Newspaper labels Manchester the '0% city'... and the council ain't happy

Manchester City Council has called The Guardian's portrayal of Manchester 'wildly inaccurate', following a series of articles criticising the council's approach to affordable housing.

On Monday 5 March, the paper published an article titled 'Housing crisis: 15,000 new Manchester homes and not a single one 'affordable''. In the article, author Helen Pidd claims that 'none of the 14,667 homes in big developments granted planning permission in the last two years are set to be “affordable”'.

This, she says, puts the council in 'direct contravention of its own rules' on affordable housing - which state that 'any development of 16 or more units or on a site larger than 0.3 hectares should include 20% affordable provision'.

161024 Castlefield Towers 2 4 Chester Road 583F
The Guardian claims that of the 15,000 new homes approved by the council in the last two years, not one is 'affordable'

In a follow-up article, published on Tuesday 6 March, Pidd and co-author Charlie Cocksedge say that the findings are 'no surprise', given the 'city's relaxed attitude towards developers'. 

The article goes on to mention a series of large-scale property developments granted approval by the council. These include the council's own scheme to build 700 properties in partnership with the Abu Dhabi United Group, which will be rented at 'market rates', and the 1,508 apartments under construction by Renaker on Owen Street, which avoid affordable housing requirements by way of a 'viability assessment' (a controversial loophole which allows developers to avoid including affordable housing by demonstrating that doing so would make their schemes financially unviable - in other words, less profitable) 

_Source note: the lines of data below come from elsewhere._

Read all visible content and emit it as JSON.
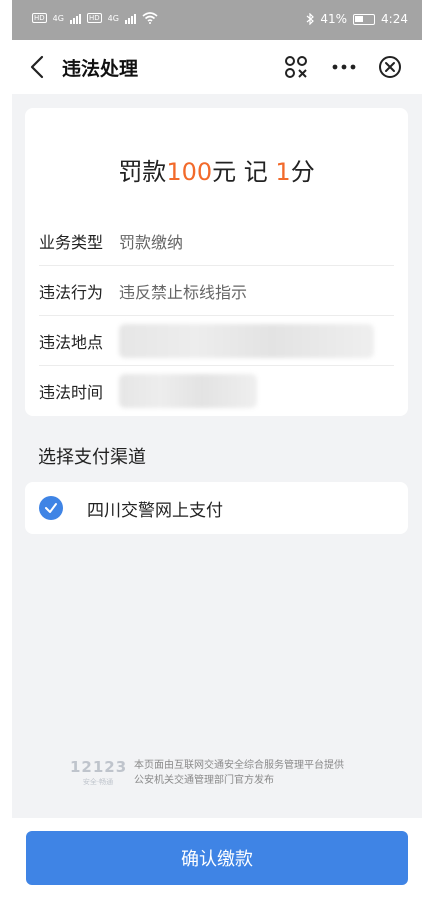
{
  "status_bar": {
    "network_a": "4G",
    "network_b": "4G",
    "sim_a": "HD",
    "sim_b": "HD",
    "battery": "41%",
    "time": "4:24"
  },
  "nav": {
    "title": "违法处理"
  },
  "summary": {
    "prefix": "罚款",
    "fine_amount": "100",
    "fine_unit": "元 记",
    "points": "1",
    "points_unit": "分"
  },
  "details": {
    "rows": [
      {
        "label": "业务类型",
        "value": "罚款缴纳"
      },
      {
        "label": "违法行为",
        "value": "违反禁止标线指示"
      },
      {
        "label": "违法地点",
        "value": ""
      },
      {
        "label": "违法时间",
        "value": ""
      }
    ]
  },
  "payment": {
    "section_title": "选择支付渠道",
    "option_label": "四川交警网上支付",
    "selected": true
  },
  "footer": {
    "logo_number": "12123",
    "logo_slogan": "安全·畅通",
    "line1": "本页面由互联网交通安全综合服务管理平台提供",
    "line2": "公安机关交通管理部门官方发布"
  },
  "actions": {
    "confirm_label": "确认缴款"
  },
  "colors": {
    "accent_orange": "#f26a2b",
    "primary_blue": "#3f84e5",
    "status_bar_gray": "#a4a4a4"
  }
}
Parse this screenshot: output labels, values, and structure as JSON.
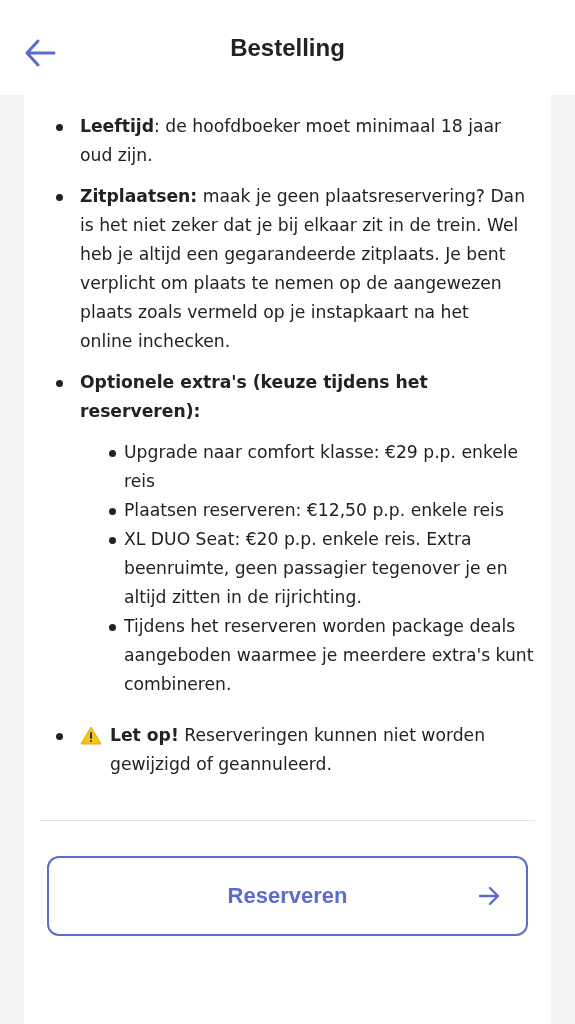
{
  "header": {
    "title": "Bestelling"
  },
  "items": [
    {
      "kind": "text",
      "text": "**Leeftijd**: de hoofdboeker moet minimaal 18 jaar oud zijn."
    },
    {
      "kind": "text",
      "text": "**Zitplaatsen:** maak je geen plaatsreservering? Dan is het niet zeker dat je bij elkaar zit in de trein. Wel heb je altijd een gegarandeerde zitplaats. Je bent verplicht om plaats te nemen op de aangewezen plaats zoals vermeld op je instapkaart na het online inchecken."
    },
    {
      "kind": "text",
      "text": "**Optionele extra's (keuze tijdens het reserveren):**",
      "children": [
        {
          "text": "Upgrade naar comfort klasse: €29 p.p. enkele reis"
        },
        {
          "text": "Plaatsen reserveren: €12,50 p.p. enkele reis"
        },
        {
          "text": "XL DUO Seat: €20 p.p. enkele reis. Extra beenruimte, geen passagier tegenover je en altijd zitten in de rijrichting."
        },
        {
          "text": "Tijdens het reserveren worden package deals aangeboden waarmee je meerdere extra's kunt combineren."
        }
      ]
    },
    {
      "kind": "warning",
      "text": "**Let op!** Reserveringen kunnen niet worden gewijzigd of geannuleerd."
    }
  ],
  "button": {
    "label": "Reserveren"
  }
}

Really sticking the boot in, The Guardian published a third article on Tuesday, criticising the council's 'wide-open development policy' which results in 'the poor being forced to the edges (of the city)'.

As you'd imagine, the council are smarting.

Manchester Town Hall
The council have rejected the Guardian's findings, calling them 'wildly inaccurate'

In a statement issued on Thursday 8 March, Manchester City Council dismissed the Guardian's claims, rejected the research they were based on, and presented its own 'actual performance figures'.

According to the council, the research* was based on 60 applications considered at the Planning Committee during 2016 and 2017, but 'did not include a further 70 applications dealt with under delegated powers'.

'There are 548 affordable homes under construction and a further 1,711 in the pipeline​'

The council say of the 14,667 homes covered in the 60 applications, 1,458 were for student accommodation, and of the remaining 13,209 homes '600 were demonstrably affordable under the government's definition - equivalent to 4.5% of all homes built'.

They go on to say that if the research had taken into consideration the other 70 applications, it would have found 'an additional 900 homes that can be classified as affordable'.

Owen Street Towers Renaker
A 'viability assessment' deemed affordable housing at Renaker's Owen Street development would 'undermine a significant development'

Deputy Leader of Manchester City Council, Bernard Priest, said: “We have been clear from the outset that The Guardian’s portrayal of Manchester is wildly inaccurate and you just have to walk around the city to see that this is the case.

“We know that affordable housing is a key issue for our residents and we are working quickly to make sure Manchester people have a quality home that they can afford.”

According to a new council report, there are 548 affordable homes already in construction in Manchester with a further 1,711 in the pipeline.

Confidential has contacted The Guardian for further comment.

*A previous version of this article wrongly attributed the research findings to Dr Jonathan Silver from the University of Sheffield. This is factually inaccurate. Dr Silver did not undertake any research for The Guardian but undertook his own study. You can read his rebuttal here. The council later issued a retraction, absolving Dr Silver.